Media Centre

Highlights - A la une

Press releases / Communiqués


Photo Essays

Real lives / Histoires vécues

Facts and Figures/ Données et chiffres


UNICEF sounds alert over alarming rates of child malnutrition in Chad

New Survey Shows Rates well above Emergency levels in the Country’s Sahelian Belt

N’Djamena, Chad 24 September 2010 – An expanded programme to save the lives of children is being put in place after a survey of under 5s revealed high malnutrition rates in six of the country’s regions.

The nutrition survey was conducted by UNICEF and the Ministry of Health in the regions of Lac, Hadjer-Lamis, Batha, Guera, Ouaddai and Wadi-Fira.

Carried out in partnership with World Food Programme (WFP) and funded by the European Commission for Humanitarian Aid and Civil Protection (ECHO), it reveals global acute malnutrition rates ranging from 15.2 to 24.9%, all above the World Health Organization’s emergency threshold of 15%.

"We have been responding to a nutritional crisis which has been threatening the lives and well being of children since the beginning of the year", said UNICEF Representative in the country, Dr. Marzio Babille, "but these latest figures prove that families have been experiencing a severe reduction in their ability to cope and fend for themselves."
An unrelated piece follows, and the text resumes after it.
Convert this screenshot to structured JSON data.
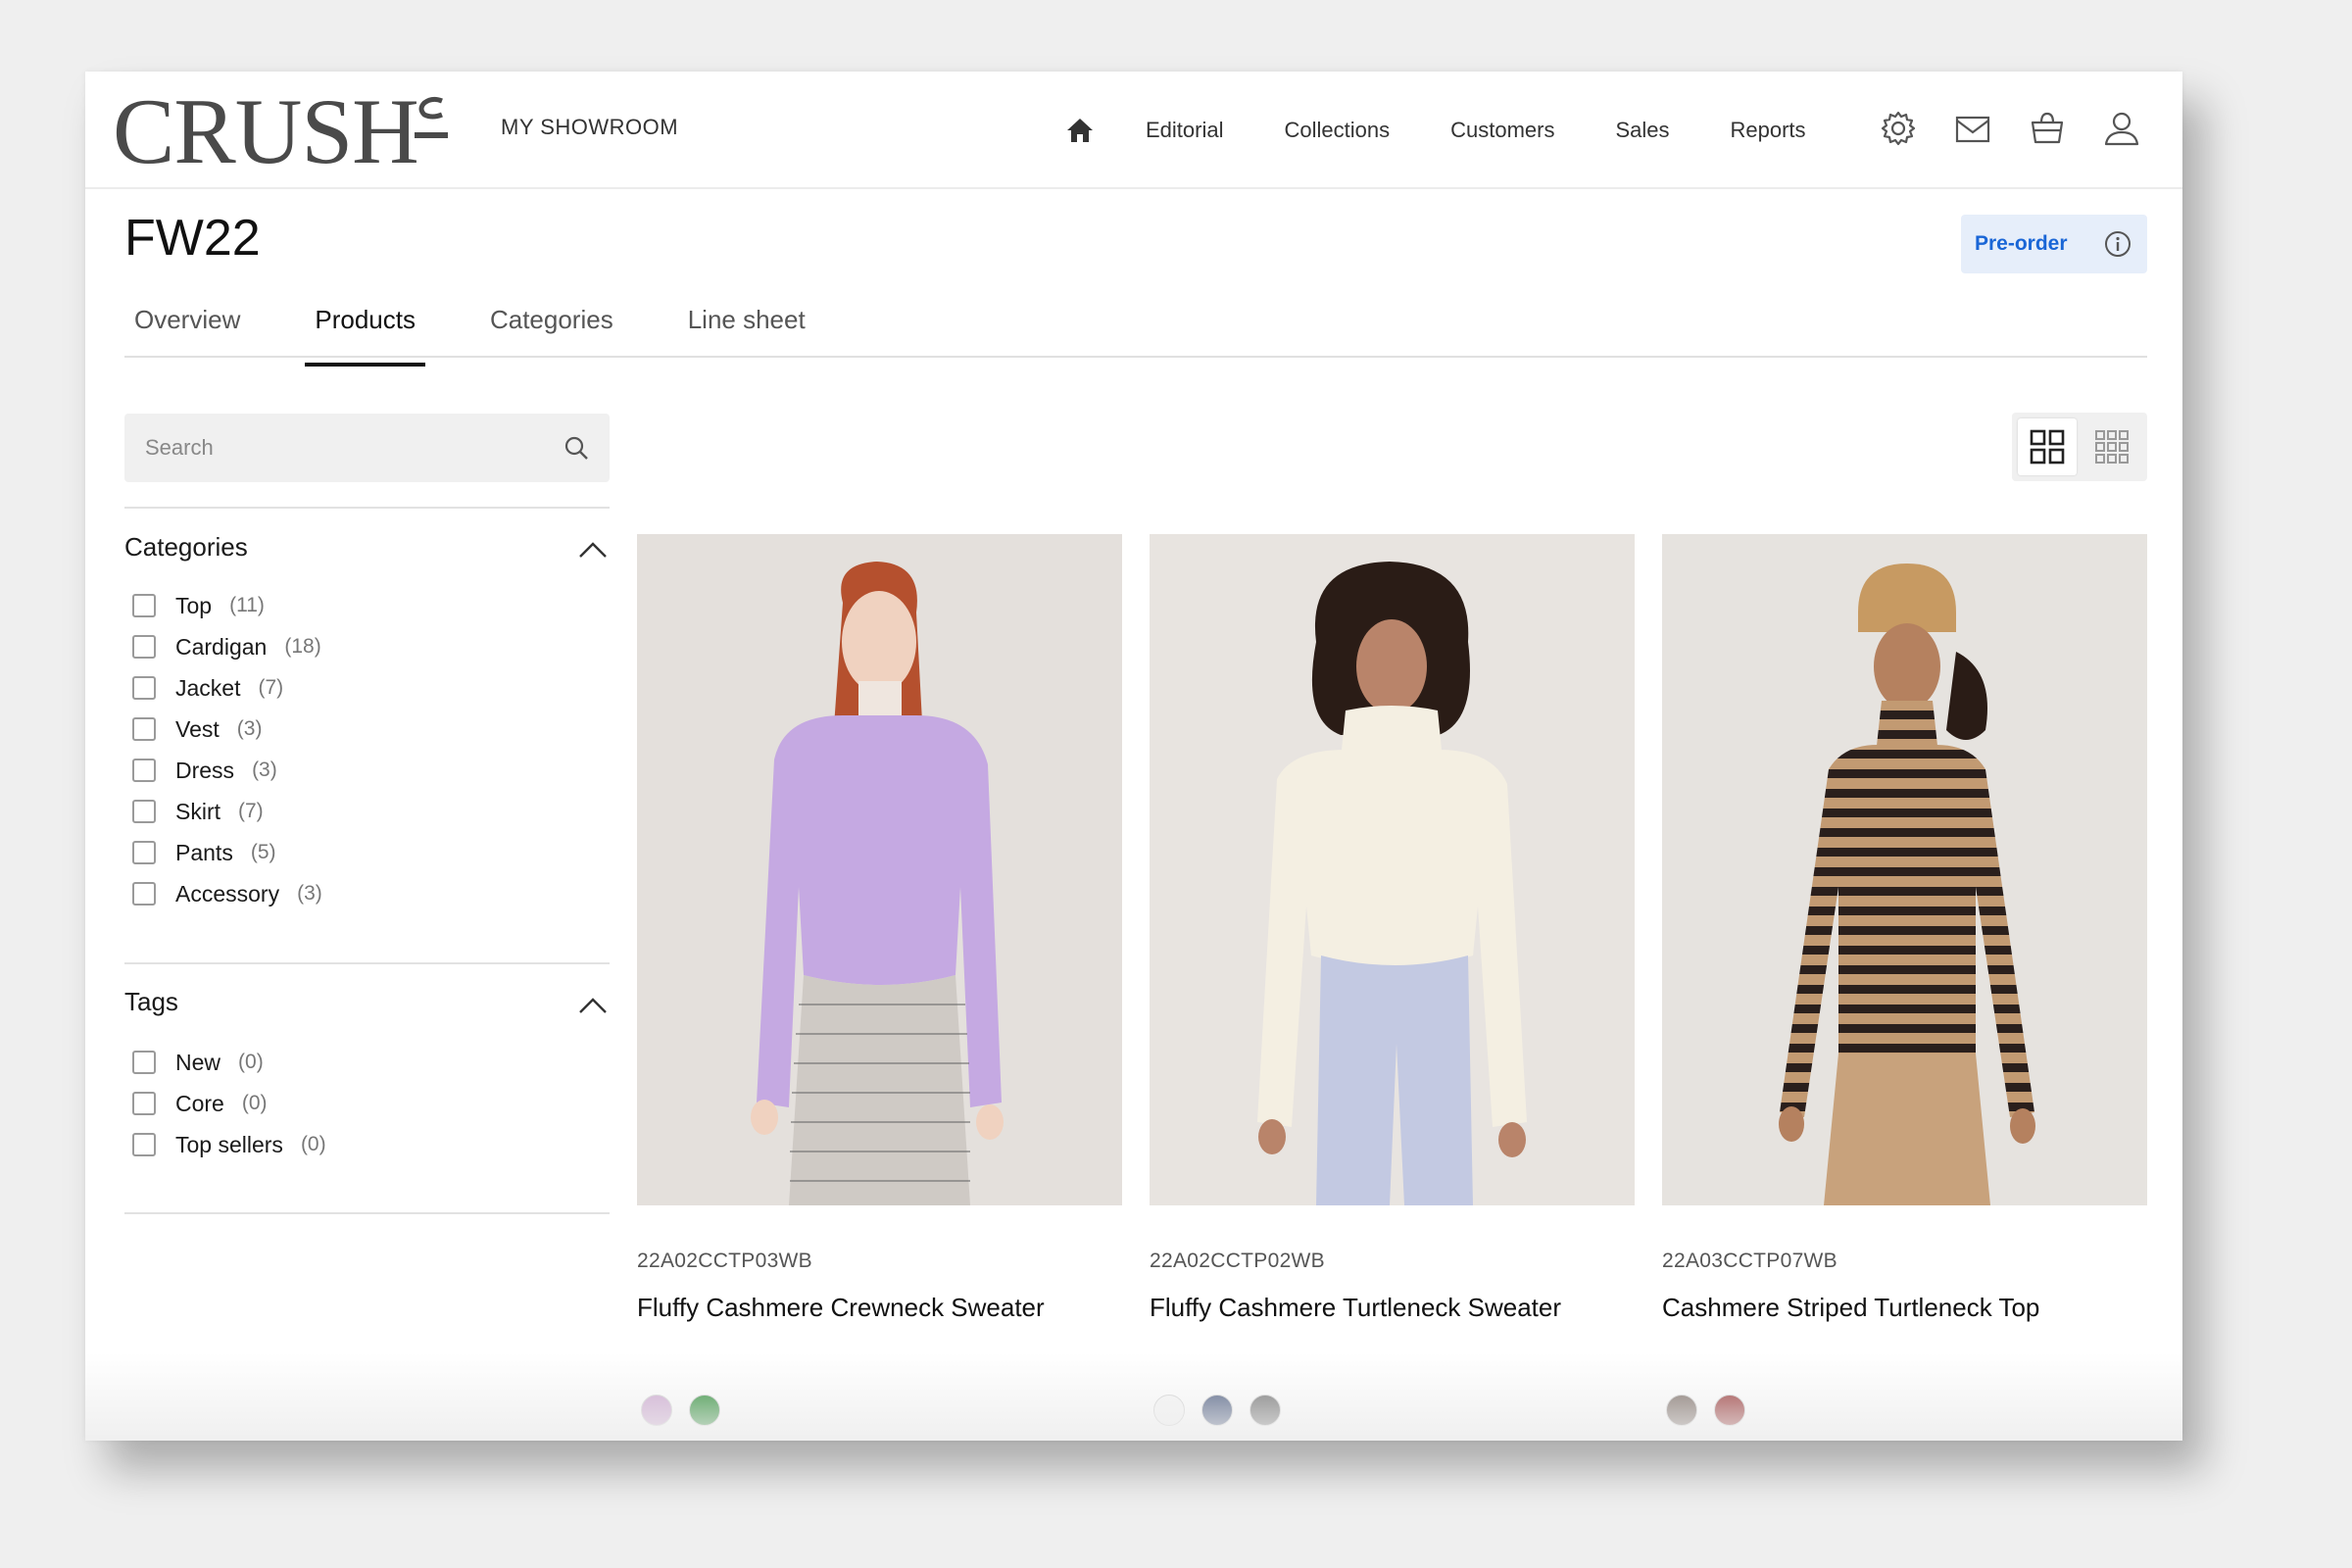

"UNICEF, government and partners are scaling up interventions and intensifying efforts in these regions with the aim of supporting 50,000 of the most vulnerable children. To do this, we appeal to donors to make up the eight million dollar shortfall that exists in the multi-sector emergency appeal, including interventions in the fields of Health and Nutrition, Water supply, sanitation and hygiene and, HIV/AIDS for $19 million made earlier this year," Dr. Babille concluded.
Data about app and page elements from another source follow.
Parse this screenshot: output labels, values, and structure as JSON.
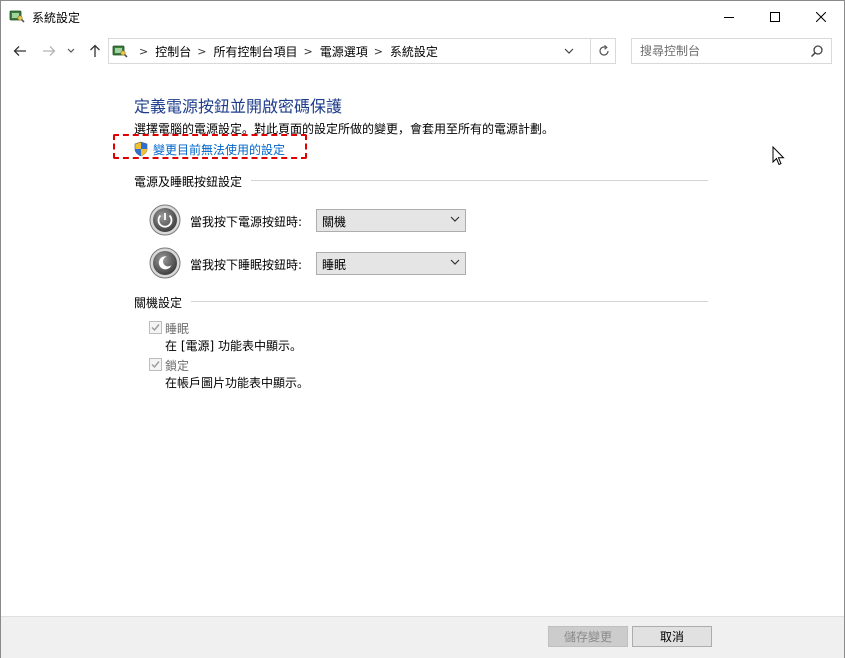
{
  "window": {
    "title": "系統設定"
  },
  "address": {
    "crumbs": [
      "控制台",
      "所有控制台項目",
      "電源選項",
      "系統設定"
    ]
  },
  "search": {
    "placeholder": "搜尋控制台"
  },
  "content": {
    "title": "定義電源按鈕並開啟密碼保護",
    "description": "選擇電腦的電源設定。對此頁面的設定所做的變更，會套用至所有的電源計劃。",
    "change_link": "變更目前無法使用的設定"
  },
  "power_section": {
    "heading": "電源及睡眠按鈕設定",
    "power_button_label": "當我按下電源按鈕時:",
    "power_button_value": "關機",
    "sleep_button_label": "當我按下睡眠按鈕時:",
    "sleep_button_value": "睡眠"
  },
  "shutdown_section": {
    "heading": "關機設定",
    "items": [
      {
        "label": "睡眠",
        "description": "在 [電源] 功能表中顯示。",
        "checked": true,
        "disabled": true
      },
      {
        "label": "鎖定",
        "description": "在帳戶圖片功能表中顯示。",
        "checked": true,
        "disabled": true
      }
    ]
  },
  "footer": {
    "save_label": "儲存變更",
    "cancel_label": "取消"
  },
  "colors": {
    "title_blue": "#1e3d8c",
    "link_blue": "#0066cc",
    "highlight_red": "#e00000"
  }
}
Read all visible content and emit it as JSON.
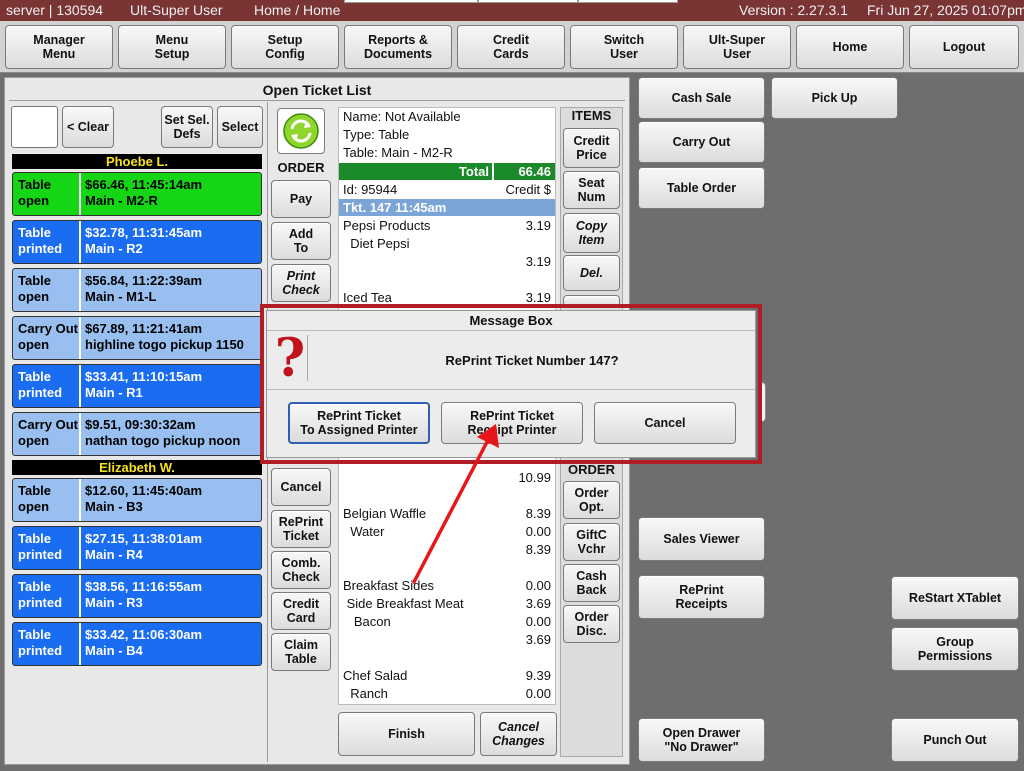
{
  "titlebar": {
    "server": "server | 130594",
    "user": "Ult-Super User",
    "location": "Home / Home",
    "version": "Version : 2.27.3.1",
    "datetime": "Fri Jun 27, 2025  01:07pm"
  },
  "nav": {
    "manager_menu": "Manager\nMenu",
    "menu_setup": "Menu\nSetup",
    "setup_config": "Setup\nConfig",
    "reports_documents": "Reports &\nDocuments",
    "credit_cards": "Credit\nCards",
    "switch_user": "Switch\nUser",
    "ult_super_user": "Ult-Super\nUser",
    "home": "Home",
    "logout": "Logout"
  },
  "panel": {
    "title": "Open Ticket List",
    "clear": "< Clear",
    "set_sel_defs": "Set Sel.\nDefs",
    "select": "Select"
  },
  "servers": [
    {
      "name": "Phoebe L."
    },
    {
      "name": "Elizabeth W."
    }
  ],
  "tickets": [
    {
      "col1": "Table\nopen",
      "col2": "$66.46, 11:45:14am\nMain - M2-R",
      "color": "#14d614"
    },
    {
      "col1": "Table\nprinted",
      "col2": "$32.78, 11:31:45am\nMain - R2",
      "color": "#1a6cf0"
    },
    {
      "col1": "Table\nopen",
      "col2": "$56.84, 11:22:39am\nMain - M1-L",
      "color": "#98bff0"
    },
    {
      "col1": "Carry Out\nopen",
      "col2": "$67.89, 11:21:41am\nhighline togo pickup 1150",
      "color": "#98bff0"
    },
    {
      "col1": "Table\nprinted",
      "col2": "$33.41, 11:10:15am\nMain - R1",
      "color": "#1a6cf0"
    },
    {
      "col1": "Carry Out\nopen",
      "col2": "$9.51, 09:30:32am\nnathan togo pickup noon",
      "color": "#98bff0"
    },
    {
      "col1": "Table\nopen",
      "col2": "$12.60, 11:45:40am\nMain - B3",
      "color": "#98bff0"
    },
    {
      "col1": "Table\nprinted",
      "col2": "$27.15, 11:38:01am\nMain - R4",
      "color": "#1a6cf0"
    },
    {
      "col1": "Table\nprinted",
      "col2": "$38.56, 11:16:55am\nMain - R3",
      "color": "#1a6cf0"
    },
    {
      "col1": "Table\nprinted",
      "col2": "$33.42, 11:06:30am\nMain - B4",
      "color": "#1a6cf0"
    }
  ],
  "order_col": {
    "header": "ORDER",
    "pay": "Pay",
    "add_to": "Add\nTo",
    "print_check": "Print\nCheck",
    "cancel": "Cancel",
    "reprint_ticket": "RePrint\nTicket",
    "comb_check": "Comb.\nCheck",
    "credit_card": "Credit\nCard",
    "claim_table": "Claim\nTable"
  },
  "receipt": {
    "name": "Name: Not Available",
    "type": "Type: Table",
    "table": "Table: Main - M2-R",
    "total_label": "Total",
    "total_value": "66.46",
    "id": "Id: 95944",
    "credit": "Credit $",
    "tkt": "Tkt. 147  11:45am",
    "lines": [
      {
        "label": "Pepsi Products",
        "value": "3.19"
      },
      {
        "label": "  Diet Pepsi",
        "value": ""
      },
      {
        "label": "",
        "value": "3.19"
      },
      {
        "label": "Iced Tea",
        "value": "3.19"
      },
      {
        "label": "",
        "value": "10.99"
      },
      {
        "label": "Belgian  Waffle",
        "value": "8.39"
      },
      {
        "label": "  Water",
        "value": "0.00"
      },
      {
        "label": "",
        "value": "8.39"
      },
      {
        "label": "Breakfast Sides",
        "value": "0.00"
      },
      {
        "label": " Side Breakfast Meat",
        "value": "3.69"
      },
      {
        "label": "   Bacon",
        "value": "0.00"
      },
      {
        "label": "",
        "value": "3.69"
      },
      {
        "label": "Chef Salad",
        "value": "9.39"
      },
      {
        "label": "  Ranch",
        "value": "0.00"
      }
    ],
    "finish": "Finish",
    "cancel_changes": "Cancel\nChanges"
  },
  "items_col": {
    "header": "ITEMS",
    "credit_price": "Credit\nPrice",
    "seat_num": "Seat\nNum",
    "copy_item": "Copy\nItem",
    "del": "Del.",
    "order_header": "ORDER",
    "order_opt": "Order\nOpt.",
    "giftc_vchr": "GiftC\nVchr",
    "cash_back": "Cash\nBack",
    "order_disc": "Order\nDisc."
  },
  "right": {
    "cash_sale": "Cash Sale",
    "pick_up": "Pick Up",
    "carry_out": "Carry Out",
    "table_order": "Table Order",
    "sales_viewer": "Sales Viewer",
    "reprint_receipts": "RePrint\nReceipts",
    "restart_xtablet": "ReStart XTablet",
    "group_permissions": "Group\nPermissions",
    "open_drawer": "Open Drawer\n\"No Drawer\"",
    "punch_out": "Punch Out"
  },
  "modal": {
    "title": "Message Box",
    "icon": "?",
    "message": "RePrint Ticket Number 147?",
    "btn_assigned": "RePrint Ticket\nTo Assigned Printer",
    "btn_receipt": "RePrint Ticket\nReceipt Printer",
    "btn_cancel": "Cancel"
  },
  "colors": {
    "titlebar": "#7a3434",
    "modal_border": "#b21d25",
    "total_bar": "#1b8a2a",
    "tkt_bar": "#7aa5d6",
    "arrow": "#e8151b"
  }
}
Note to editors
Historically, the Sahel belt of Chad is affected by prolonged periods of food insecurity resulting in poor health and nutrition indicators for children and women. In the recent past, the region has increasingly suffered from consequences of climate change impact, namely the deteriorating quantity of rainfall, and other factors such as food price rise and increased migration of labour, thus leaving children and women more vulnerable. During the agricultural season 2009-2010, rainfall was inadequate both in quantity and in geographical distribution, which led to a severe drop in harvest and livestock production. Cereal production was reduced by 34% in the country compared to 2008-2009. The situation is further exacerbated by a weak health system in Chad, low prevalence of exclusive breastfeeding, poor access to safe drinking water and occurrence of recurrent outbreaks such as measles and meningitis.

For more information, please contact:
Hector CALDERON, UNICEF Chad, tel.+235 66 36 00 42, email:



 Email this article

unite for children